PROPERTY OF THE WEEK
- LOCATION: Gooloogong
- AUCTION: February 18
- LAND: 113ha (281ac) and 65ha (160ac)
- AGENT: James Keady, 0427 312 402, James P. Keady, Cowra.
Two adjoining Cowra district properties that started life as a local banker's weekend 'getaway' farm are drawing strong local and outside inquiry - for agricultural and lifestyle reasons alike.
On offer are 113 hectare (281ac) Waterview and 65ha (160ac) Medlorn, on the Lachlan River 10 kilometres from Gooloogong, 27km north of Cowra.
Listed for sale by James Keady of Cowra, the properties will go to auction on February 18 as separate parcels, with price expectations in the high $2 millions for Waterview, and $550,000 to $600,000 for Medlorn.
The properties are owned by former bank manager Milton Barnett and his wife Mary, who bought Medlorn in 1986, while Milton was managing the Cowra branch of the Commonwealth Bank.
Waterview was annexed in 1993, by which time the Barnetts had moved to Canberra, but they commuted back to the property, always intending take up full-time residence when Milton retired.

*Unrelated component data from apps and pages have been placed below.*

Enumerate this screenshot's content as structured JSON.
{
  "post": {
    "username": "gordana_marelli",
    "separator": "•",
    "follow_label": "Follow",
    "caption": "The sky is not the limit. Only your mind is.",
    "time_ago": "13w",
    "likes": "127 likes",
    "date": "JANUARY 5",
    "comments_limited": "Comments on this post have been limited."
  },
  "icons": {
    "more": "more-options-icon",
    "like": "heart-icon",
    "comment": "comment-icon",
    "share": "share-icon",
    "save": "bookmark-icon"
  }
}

Now they are taking retirement to the next stage, and moving into Cowra, leaving Waterview and Medlorn to new owners who could be a young family, retirees like themselves or a couple scaling down from a larger operation.

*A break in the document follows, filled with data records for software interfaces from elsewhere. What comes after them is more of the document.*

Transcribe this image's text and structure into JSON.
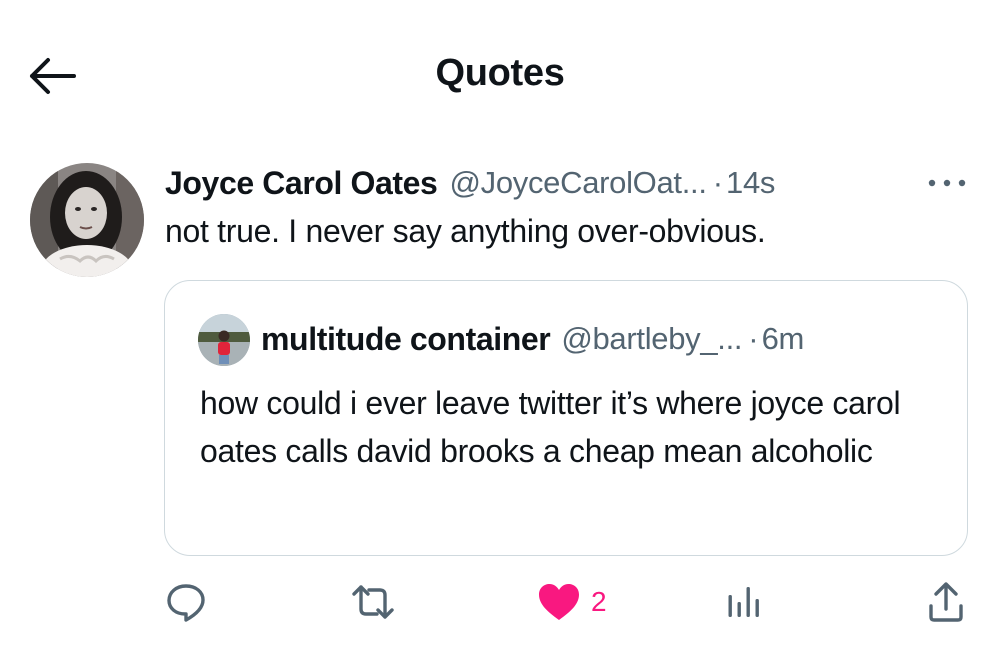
{
  "header": {
    "title": "Quotes",
    "back_icon": "arrow-left-icon"
  },
  "tweet": {
    "author_name": "Joyce Carol Oates",
    "author_handle": "@JoyceCarolOat...",
    "separator": "·",
    "timestamp": "14s",
    "text": "not true. I never say anything over-obvious.",
    "more_icon": "more-horizontal-icon"
  },
  "quoted_tweet": {
    "author_name": "multitude container",
    "author_handle": "@bartleby_...",
    "separator": "·",
    "timestamp": "6m",
    "text": "how could i ever leave twitter it’s where joyce carol oates calls david brooks a cheap mean alcoholic"
  },
  "actions": {
    "reply_icon": "reply-icon",
    "retweet_icon": "retweet-icon",
    "like_icon": "heart-filled-icon",
    "like_count": "2",
    "like_color": "#f91880",
    "views_icon": "analytics-icon",
    "share_icon": "share-icon"
  },
  "colors": {
    "text": "#0f1419",
    "secondary": "#536471",
    "border": "#cfd9de",
    "like": "#f91880"
  }
}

Waterview has a long history of one-family ownership, having been held by successive generations of the Male family from the mid-1800s until about 1980.
Described as level and 100 per cent arable, the property has soils ranging from heavy dark river loams to sandy loams, and a 1km frontage to the Lachlan River.
After initially growing lavender, the Barnetts have concentrated mainly on prime lamb production, from lucerne and clover-based pastures supporting a flock of around 400 first-cross ewes.
A 200-megalitre general security water licence (included) underpins a 24ha irrigation system where river water is piped from a new Grundfos end suction pump through 750m of mains to 13 hydrants.
The present irrigation system (now supporting a new 20ha planting of lucerne) offers scope for expansion, as virtually the whole property is suitable for irrigation.
Average rainfall is 600mm and a Mono pump delivers stock and domestic water from the river to paddock troughs and the garden.
Centrepiece of Waterview is its double-brick colonial homestead, erected for the Male family in 1896 and sympathetically renovated and extended by the present owners.
Set in a large, easy-care garden with swimming pool and tennis court, the four-bedroom home has wide verandahs, formal dining and family rooms, and a covered outdoor entertaining area.
Period features such as polished floorboards, pressed-metal ceilings and the Carmichael fuel stove have been retained, alongside modern additions such as ducted air conditioning, slow-combustion heating, an electric range and dishwasher.
Working infrastructure includes a 19m by 19m steel hayshed, machinery shed and silos, and the property is subdivided into 13 main paddocks interspersed with planted tree corridors.
The adjacent Medlorn block is of granite formation and described as 70pc arable, with native pastures, and a balance of light to medium timber.
In past years the property ran Merino ewes, producing first-cross ewes for Waterview, but it is now unstocked.
The only structures are a two-stand shearing shed, quarters and sheepyards, but the property comes with a home building entitlement.